Rich countries, therefore, have an obligation to provide finance to help poorer countries adapt, but repeated promises to deliver financing have not been on the scale required and have not been delivered upon.
The report is likely to acknowledge limits to adaptation; there are climate impacts to which we can no longer adapt to or avoid. These impacts are referred to as “loss and damage” and include loss of lives, health, property, homes and sense of place and cultural identity when people’s homelands become uninhabitable.
“At present, poorer countries are having to borrow money to deal with these impacts because rich countries are refusing to provide loss and damage finance,” explains SCCC policy co-ordinator Dr Bríd Walsh.
The vulnerability of cities and coastal communities will be highlighted: 70 per cent of the world’s population will live in urban areas by 2050 yet cities are wholly unprepared to address climate impacts. As they grow, their exposure to climate risk increases.
At the latest round of UN climate talks, rich countries including the EU blocked calls from poor countries for a loss and damage finance facility to help deal with such impacts. Walsh hopes the IPCC report will push the Government to actively support it at Cop27 later this year and challenge the EU stance.
Against a backdrop of recent catastrophic weather events, the report will confirm what has been known for some time, says Dublin City University climate policy specialist Prof Diarmuid Torney: "Climate change is not some kind of distant threat, happening in some distant place or at some point in the future. It is here and now."
Not only will it set out current and projected impacts and our vulnerability to them, it will spell out how to adapt, he notes. “The final instalment, due later this spring, will focus on what we can do to reduce our contribution to climate change. That’s often what we focus on most when we talk about climate policy, but we also need to focus urgently on adapting to climate change, because we have already baked in a certain amount of irreversible climate change, which we will have to respond to.”
His fear is that the Russian invasion will suck attention away from the report, and the climate agenda more broadly. “On one level that’s understandable, but I’ve been working on climate change for over 15 years and I can’t recall any time during that period when it wasn’t said that climate change could wait while we deal with more urgent challenges. Climate change is urgent...And we need to get on with doing something about it.”
A more hopeful message emerged from climate scientist Prof Michael Mann at a recent briefing hosted by Covering Climate Now (CCNow), a media body supporting coverage of climate issues. He said we are not doomed if we act quickly, thanks to an under-reported scientific understanding which suggests that if carbon emissions are stopped altogether – albeit a target we are some way off – surface temperatures will quickly stabilise.

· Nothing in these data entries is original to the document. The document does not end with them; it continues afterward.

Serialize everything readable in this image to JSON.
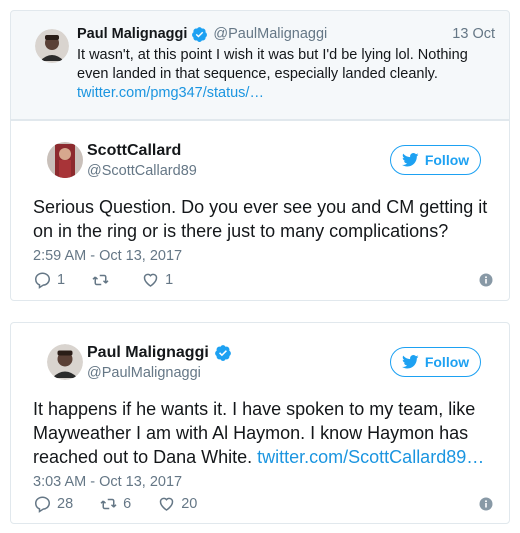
{
  "quoted": {
    "name": "Paul Malignaggi",
    "handle": "@PaulMalignaggi",
    "time": "13 Oct",
    "text": "It wasn't, at this point I wish it was but I'd be lying lol. Nothing even landed in that sequence, especially landed cleanly.",
    "link": "twitter.com/pmg347/status/…"
  },
  "tweet1": {
    "name": "ScottCallard",
    "handle": "@ScottCallard89",
    "follow_label": "Follow",
    "text": "Serious Question. Do you ever see you and CM getting it on in the ring or is there just to many complications?",
    "date": "2:59 AM - Oct 13, 2017",
    "reply_count": "1",
    "retweet_count": "",
    "like_count": "1"
  },
  "tweet2": {
    "name": "Paul Malignaggi",
    "handle": "@PaulMalignaggi",
    "follow_label": "Follow",
    "text": "It happens if he wants it. I have spoken to my team, like Mayweather I am with Al Haymon. I know Haymon has reached out to Dana White. ",
    "link": "twitter.com/ScottCallard89…",
    "date": "3:03 AM - Oct 13, 2017",
    "reply_count": "28",
    "retweet_count": "6",
    "like_count": "20"
  },
  "colors": {
    "accent": "#1da1f2",
    "link": "#1b95e0",
    "muted": "#657786",
    "border": "#e1e8ed"
  }
}
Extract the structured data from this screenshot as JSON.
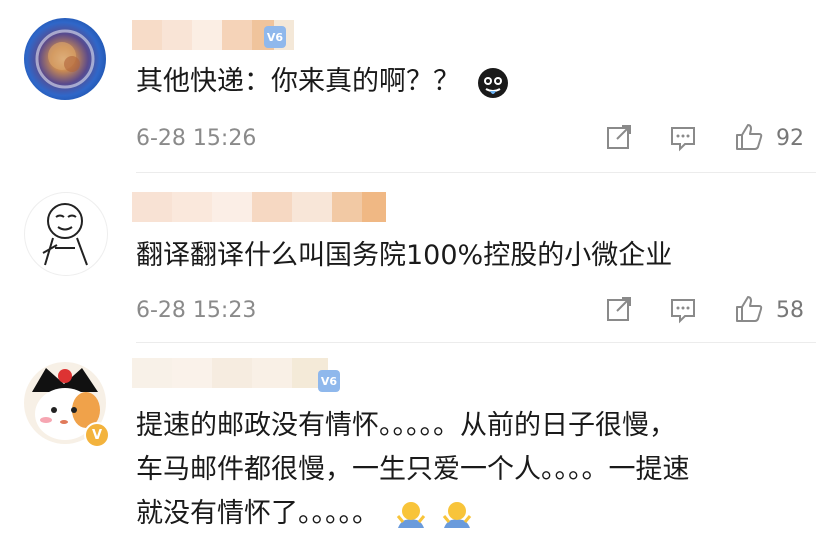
{
  "comments": [
    {
      "text_lines": [
        "其他快递：你来真的啊？？"
      ],
      "time": "6-28 15:26",
      "likes": "92",
      "badge": "V6"
    },
    {
      "text_lines": [
        "翻译翻译什么叫国务院100%控股的小微企业"
      ],
      "time": "6-28 15:23",
      "likes": "58"
    },
    {
      "text_lines": [
        "提速的邮政没有情怀。。。。。从前的日子很慢，",
        "车马邮件都很慢，一生只爱一个人。。。。一提速",
        "就没有情怀了。。。。。"
      ],
      "badge": "V6",
      "verified_badge": "V"
    }
  ],
  "icons": [
    "repost-icon",
    "comment-icon",
    "like-icon"
  ],
  "colors": {
    "text": "#1a1a1a",
    "meta": "#8a8a8a",
    "badge": "#8fb8ec"
  }
}
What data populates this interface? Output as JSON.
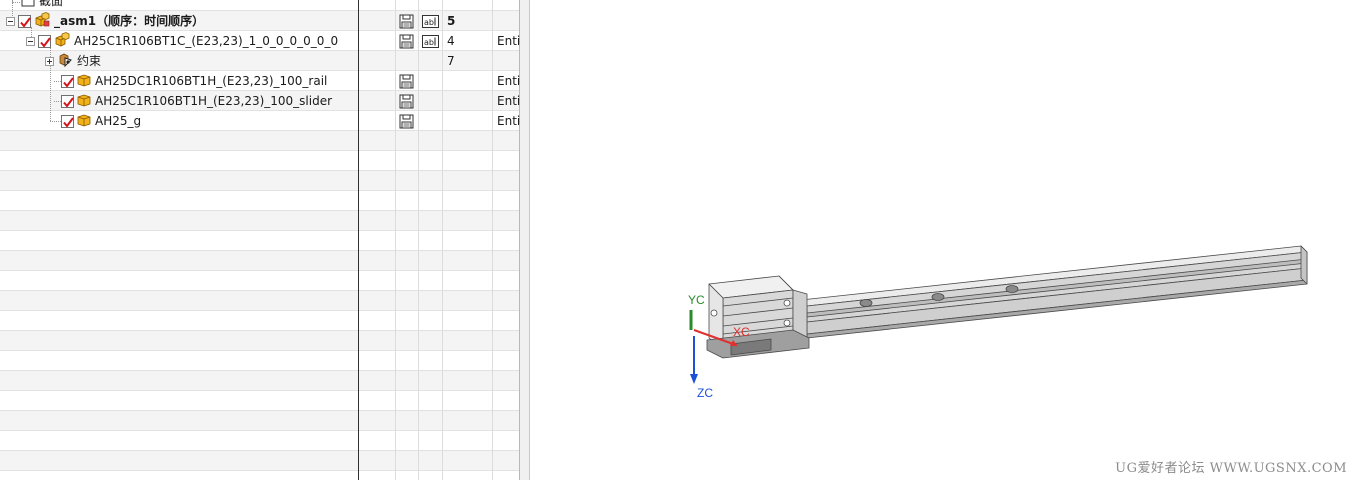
{
  "navigator": {
    "rows": [
      {
        "name": "截面"
      },
      {
        "name": "_asm1（顺序：时间顺序）",
        "count": "5"
      },
      {
        "name": "AH25C1R106BT1C_(E23,23)_1_0_0_0_0_0_0",
        "count": "4",
        "ref_set": "Enti"
      },
      {
        "name": "约束",
        "count": "7"
      },
      {
        "name": "AH25DC1R106BT1H_(E23,23)_100_rail",
        "ref_set": "Enti"
      },
      {
        "name": "AH25C1R106BT1H_(E23,23)_100_slider",
        "ref_set": "Enti"
      },
      {
        "name": "AH25_g",
        "ref_set": "Enti"
      }
    ]
  },
  "graphics": {
    "axes": {
      "x": "XC",
      "y": "YC",
      "z": "ZC"
    },
    "colors": {
      "x_axis": "#e03030",
      "y_axis": "#2a8a2a",
      "z_axis": "#1e4fd8",
      "model_body": "#d9d9d9",
      "model_edge": "#4a4a4a"
    },
    "watermark": "UG爱好者论坛 WWW.UGSNX.COM"
  }
}
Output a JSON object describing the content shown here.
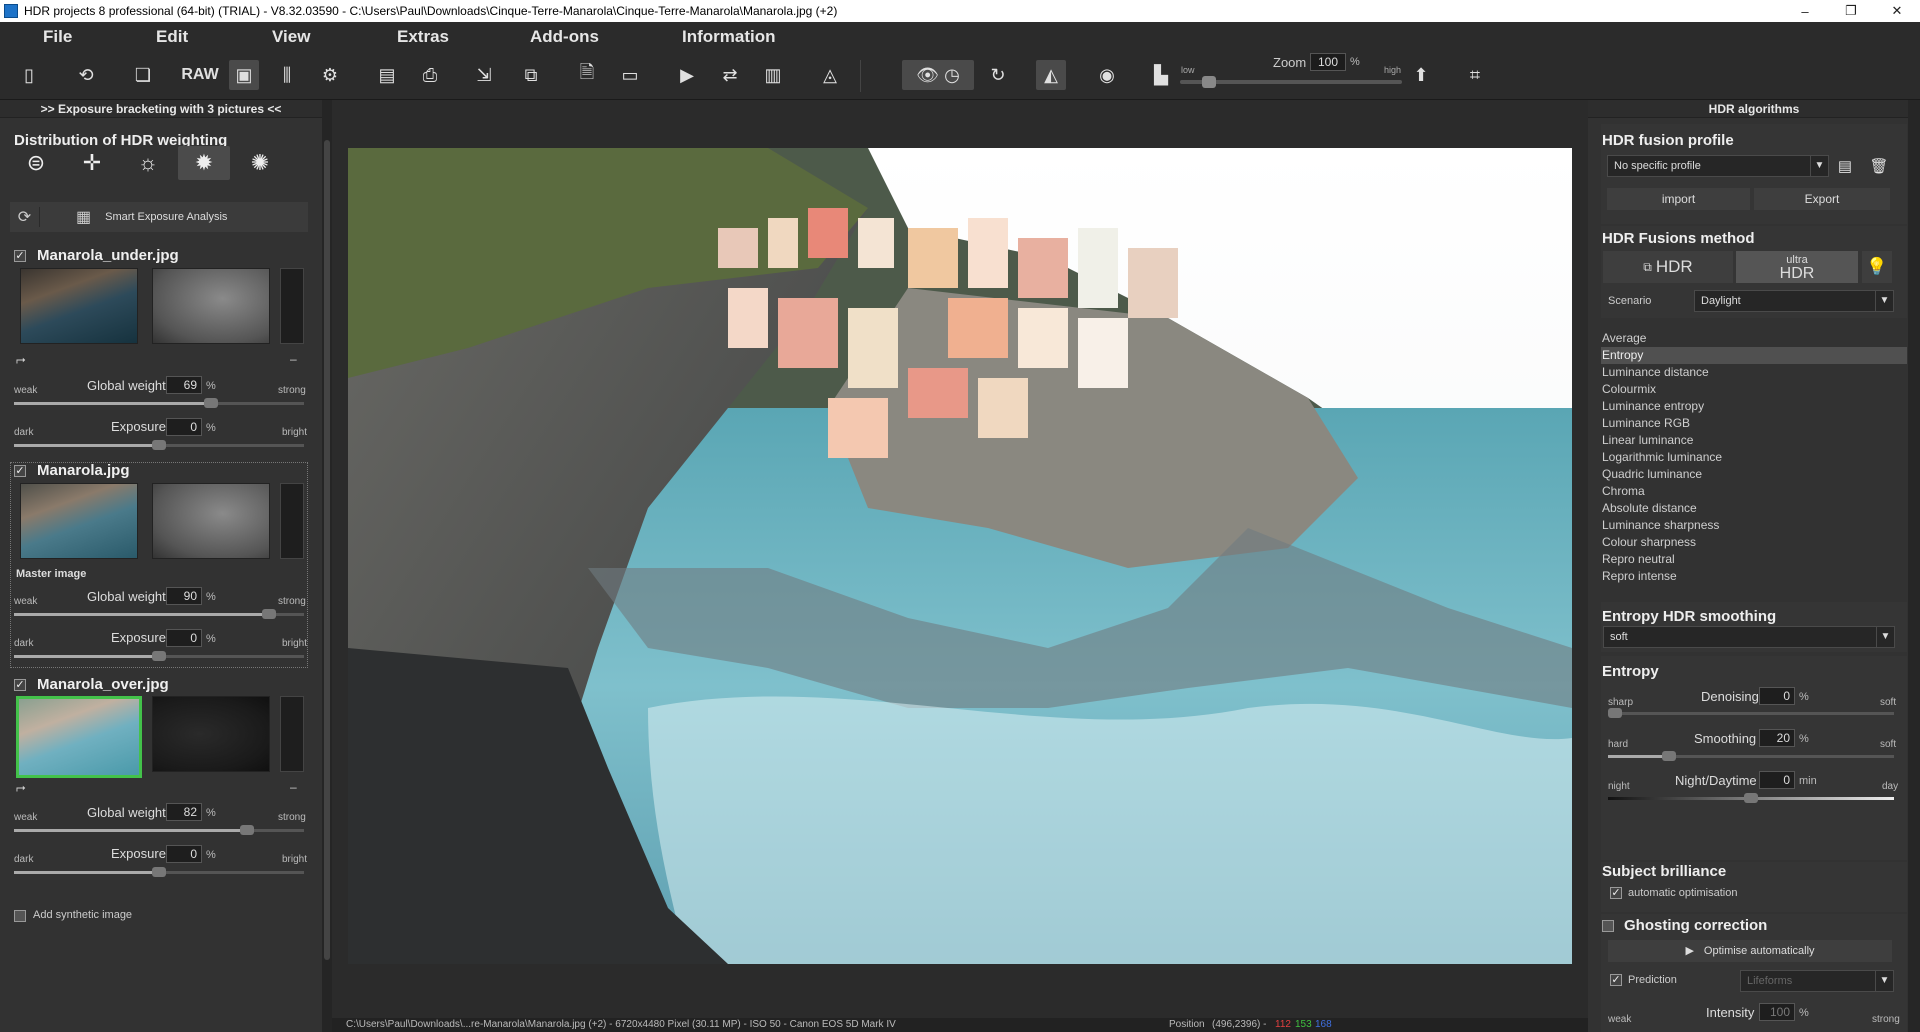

This runs contrary to the pervasive idea that a certain amount of warming is baked in for decades to come. "As soon as emissions are cut to zero, temperature rise can stop in as little as three years. Three years, not the 30-40 years that almost all of us as journalists thought was the scientific consensus," noted CCNow director Mark Hertsgaard. That means humanity "can still limit temperature rise to the 1.5-degree target but only if we take strong action now".
This is not a get-out-of-jail free card, they underlined in a Washington Post piece this week written with Saleemul Huq of the International Centre on Climate Change and Development in Bangladesh, but “understanding that we can still save our civilisation if we take strong, fast action can banish the psychological despair that paralyses people”.
Global temperatures will not fall if emissions go to zero, they added, so the planet’s ice will keep melting and sea levels will keep rising. “But global temperatures will stop their relentless climb, buying humanity time to devise ways to deal with such unavoidable impacts. In short, we are not irrevocably doomed, or at least we don’t have to be, if we take bold, rapid action.”